Nucleus Medical Media is a leading creator and publisher of online medical illustrations, medical animations, interactive media, and educational material for patient, consumer and professional education. Their customers include publishers, health care web sites, medical institutions, pharmaceutical companies, attorneys and health care professionals. The company's images are seen online by millions of people daily on Yahoo!, MSN.com, EBSCO Publishing, WebMD, HONmedia, DiscoveryHealth, Healthwise and thousands of web sites, books, periodicals, posters, and videos. Nucleus is a strong proponent of health science literacy, and uses its content and technology to provide medical visual information to students, educators, consumers and learning institutions all over the world.
Can I add my own keywords and tags to the illustrations and animations?
Not at this time. All keywords, tags, and other meta data are created and managed by Nucleus and its partners in order to maintain the accuracy and functionality of the database.
Can I post the illustrations and animations within a learning management system (LMS) such as BlackBoard or Moodle?
Yes, you can use the animations and illustrations within both Blackboard and Moodle software programs. Blackboard and Moodle support .mov, .jpg and .pdf file formats. For more information on usage, please read the full licensing agreement.
How often is the content updated?
Nucleus uploads new content at least once per week, and sometimes several times per day. After Nucleus uploads and publishes an illustration, animation, monograph, interactive project or other content type, the company will not update the content unless a reviewer or user points out a medical inaccuracy. Updates do not include changes to technology shown in surgical, diagnostic or testing procedures, which Nucleus leaves in its database for study purposes.

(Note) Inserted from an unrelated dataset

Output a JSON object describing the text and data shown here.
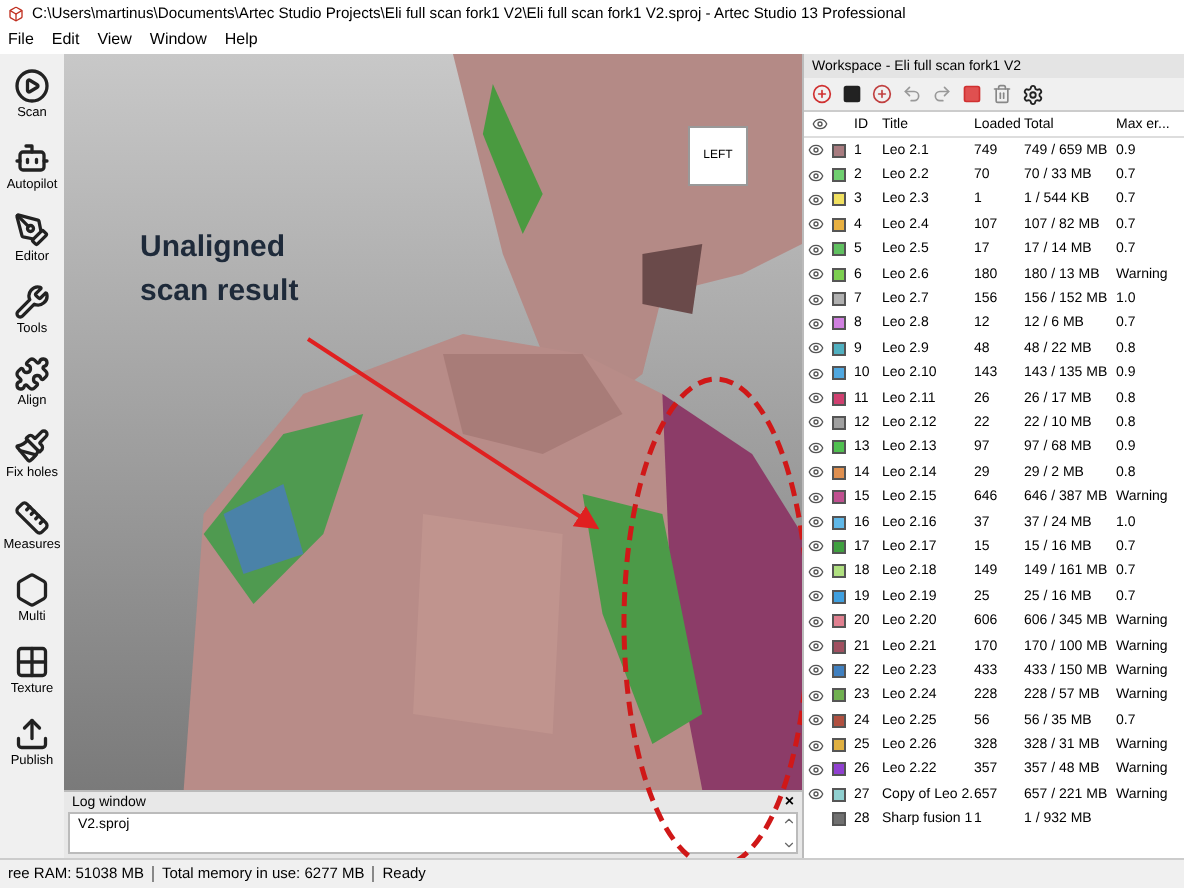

Are images and animations ever removed from the database as the technology shown in them, such as surgical instruments or techniques, becomes out of date?

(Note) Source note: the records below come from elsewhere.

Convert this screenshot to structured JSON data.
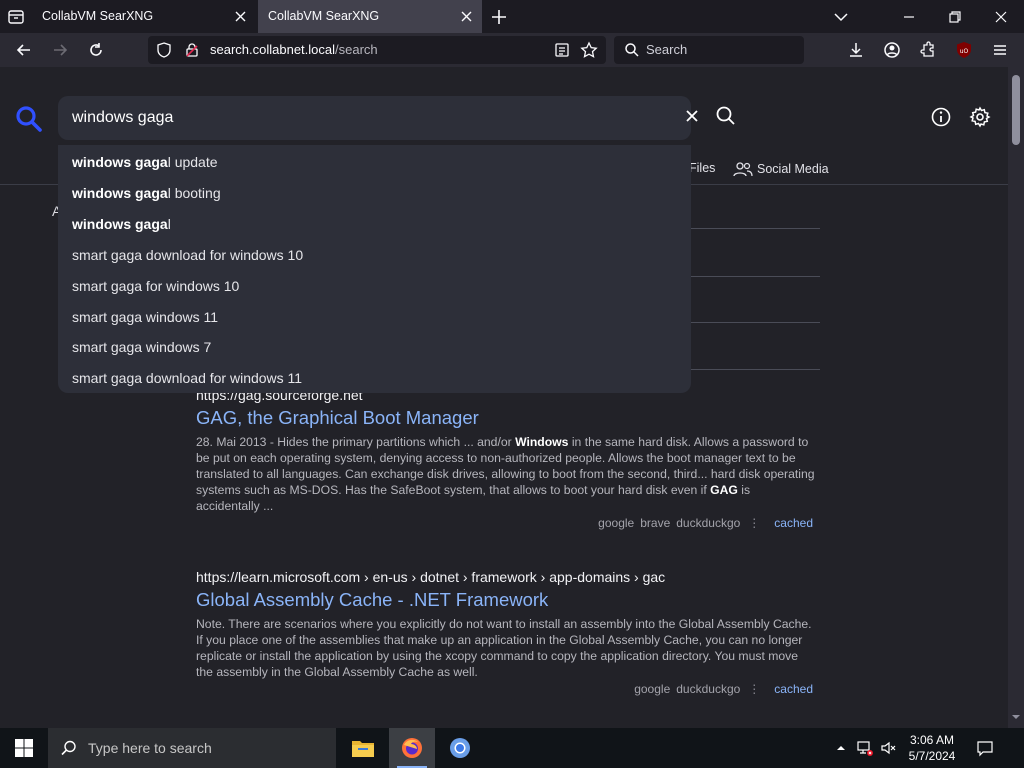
{
  "browser": {
    "tabs": [
      {
        "title": "CollabVM SearXNG",
        "active": false
      },
      {
        "title": "CollabVM SearXNG",
        "active": true
      }
    ],
    "url_host": "search.collabnet.local",
    "url_path": "/search",
    "search_placeholder": "Search"
  },
  "searxng": {
    "query": "windows gaga",
    "categories": [
      {
        "label": "Files",
        "icon": "file-icon"
      },
      {
        "label": "Social Media",
        "icon": "people-icon"
      }
    ],
    "stub_letter": "A",
    "autocomplete": [
      {
        "bold": "windows gaga",
        "rest": "l update"
      },
      {
        "bold": "windows gaga",
        "rest": "l booting"
      },
      {
        "bold": "windows gaga",
        "rest": "l"
      },
      {
        "bold": "",
        "rest": "smart gaga download for windows 10"
      },
      {
        "bold": "",
        "rest": "smart gaga for windows 10"
      },
      {
        "bold": "",
        "rest": "smart gaga windows 11"
      },
      {
        "bold": "",
        "rest": "smart gaga windows 7"
      },
      {
        "bold": "",
        "rest": "smart gaga download for windows 11"
      }
    ],
    "results": [
      {
        "url": "https://gag.sourceforge.net",
        "title": "GAG, the Graphical Boot Manager",
        "snippet_parts": [
          {
            "t": "28. Mai 2013 - Hides the primary partitions which ... and/or ",
            "b": false
          },
          {
            "t": "Windows",
            "b": true
          },
          {
            "t": " in the same hard disk. Allows a password to be put on each operating system, denying access to non-authorized people. Allows the boot manager text to be translated to all languages. Can exchange disk drives, allowing to boot from the second, third... hard disk operating systems such as MS-DOS. Has the SafeBoot system, that allows to boot your hard disk even if ",
            "b": false
          },
          {
            "t": "GAG",
            "b": true
          },
          {
            "t": " is accidentally ...",
            "b": false
          }
        ],
        "engines": [
          "google",
          "brave",
          "duckduckgo"
        ],
        "cached": "cached"
      },
      {
        "url": "https://learn.microsoft.com  › en-us › dotnet › framework › app-domains › gac",
        "title": "Global Assembly Cache - .NET Framework",
        "snippet_parts": [
          {
            "t": "Note. There are scenarios where you explicitly do not want to install an assembly into the Global Assembly Cache. If you place one of the assemblies that make up an application in the Global Assembly Cache, you can no longer replicate or install the application by using the xcopy command to copy the application directory. You must move the assembly in the Global Assembly Cache as well.",
            "b": false
          }
        ],
        "engines": [
          "google",
          "duckduckgo"
        ],
        "cached": "cached"
      }
    ]
  },
  "taskbar": {
    "search_placeholder": "Type here to search",
    "time": "3:06 AM",
    "date": "5/7/2024"
  },
  "colors": {
    "accent": "#8ab4f8",
    "logo": "#3050ff",
    "page_bg": "#222228"
  }
}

Nucleus does not remove images and animations depicting non-current technology or procedures so that users who are interested in these topics may study them. Because the content is used worldwide, some of the "outdated" technology may still be in current use. This policy also allows comparative study of past and newer technology.
The pictures are clear especially those concerned with skeletal anatomy. I would use 50 or more per year for presentations and educating patients.
Nucleus has excellent medical diagrams that allow certain techniques and pathologies to be easily understood by lay people. I would use 10-50 medical images per year for Power-point presentations for educational purposes only.
My thesis is on Occupational Asthma and general occupational respiratory disease and the graphics from Nucleus medical images provide an excellent visual complement to the subject. If the images were free, I would use approximately 20 per year for personal use.
I would use 10-50 per year for handouts, Powerpoint presentations and school assignments.
Images such as those on the Nucleus Medical Art web site are not readily available online or through other sources. If they were free to use, I would use about 10 each year in news stories televised on campus.
The Nucleus medical images are very clear and beautiful. If they were free, I would use about 40 of them in my lectures to students.